Labour has argued that tenancy security deposits, which are left with landlords or letting agents, should be capped at a minimum of just three weeks. This is in sharp contrast to the six weeks rent proposed as part of the Tenant Fees Bill which was introduced to Parliament last month.
The cap on security deposits was first announced as part of the chancellor’s Autumn statement, made in November last year. The initial ethos behind capping them was that the government believes that they cause significant affordability issues for tenants and prevent people from finding homes for a suitable price. However, the Labour Party is of the opinion that the proposed six weeks’ limit to deposits is too high. They instead argued that legislation must be implemented to halve this time limit to three weeks in order to support tenants looking for an affordable home.
The Labour Party argues that their plans would save tenants £575 on average. This is in comparison to the government’s proposal of £1,150, based on a limit of six weeks’ rent. This proposal offers tenants more choice in their property, as they may be able to pursue homes with higher rents as these properties will no longer be accompanied by cripplingly high deposits which encourage tenants to fall at the first hurdle.
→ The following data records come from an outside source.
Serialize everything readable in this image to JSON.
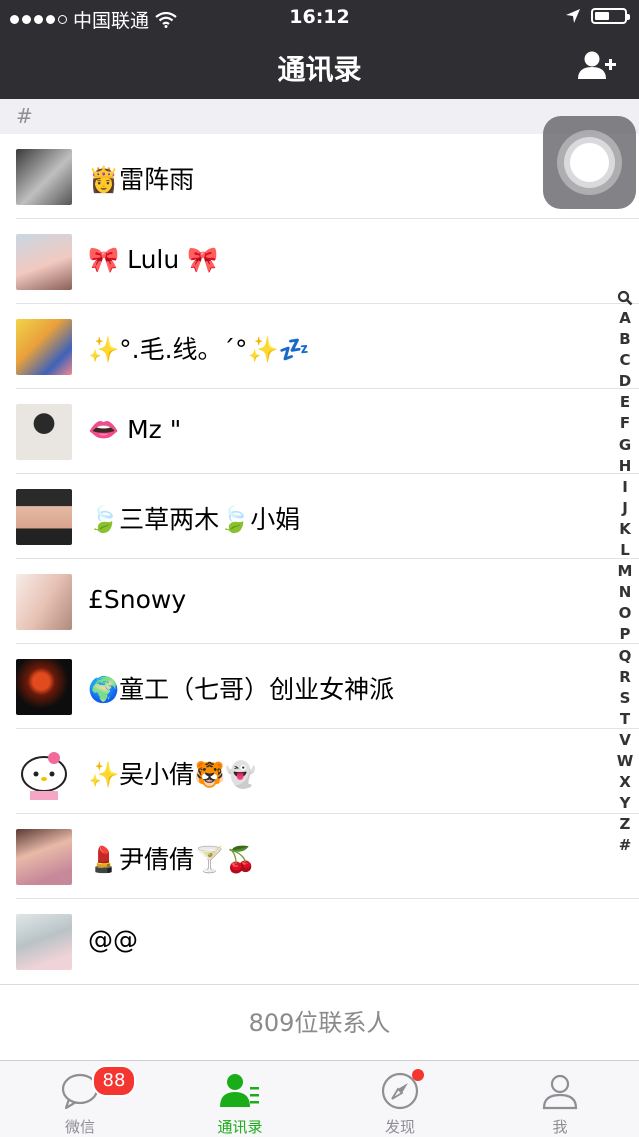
{
  "status": {
    "carrier": "中国联通",
    "time": "16:12"
  },
  "nav": {
    "title": "通讯录"
  },
  "section": {
    "letter": "#"
  },
  "contacts": [
    {
      "name": "👸雷阵雨"
    },
    {
      "name": "🎀 Lulu 🎀"
    },
    {
      "name": "✨°.毛.线。´°✨💤"
    },
    {
      "name": "👄 Mz \""
    },
    {
      "name": "🍃三草两木🍃小娟"
    },
    {
      "name": "£Snowy"
    },
    {
      "name": "🌍童工（七哥）创业女神派"
    },
    {
      "name": "✨吴小倩🐯👻"
    },
    {
      "name": "💄尹倩倩🍸🍒"
    },
    {
      "name": "@@"
    }
  ],
  "footer": {
    "count": "809位联系人"
  },
  "index_letters": [
    "A",
    "B",
    "C",
    "D",
    "E",
    "F",
    "G",
    "H",
    "I",
    "J",
    "K",
    "L",
    "M",
    "N",
    "O",
    "P",
    "Q",
    "R",
    "S",
    "T",
    "V",
    "W",
    "X",
    "Y",
    "Z",
    "#"
  ],
  "tabs": [
    {
      "label": "微信",
      "icon": "chat-bubble-icon",
      "badge": "88"
    },
    {
      "label": "通讯录",
      "icon": "contacts-icon"
    },
    {
      "label": "发现",
      "icon": "compass-icon"
    },
    {
      "label": "我",
      "icon": "person-icon"
    }
  ],
  "colors": {
    "nav_bg": "#2e2e33",
    "accent": "#1aad19",
    "badge": "#f43530",
    "section_bg": "#efeff4"
  }
}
Labour’s shadow housing minister, Melanie Onn, said: ‘Labour is fighting for a fairer deal for all renters. We recognise the private rented sector is the fastest growing area of housing, and it is right that they are not exploited by unfair fees. This government has failed renters for the last eight years. Labour will hold them to account to make sure the power between landlords and tenants is rebalanced.’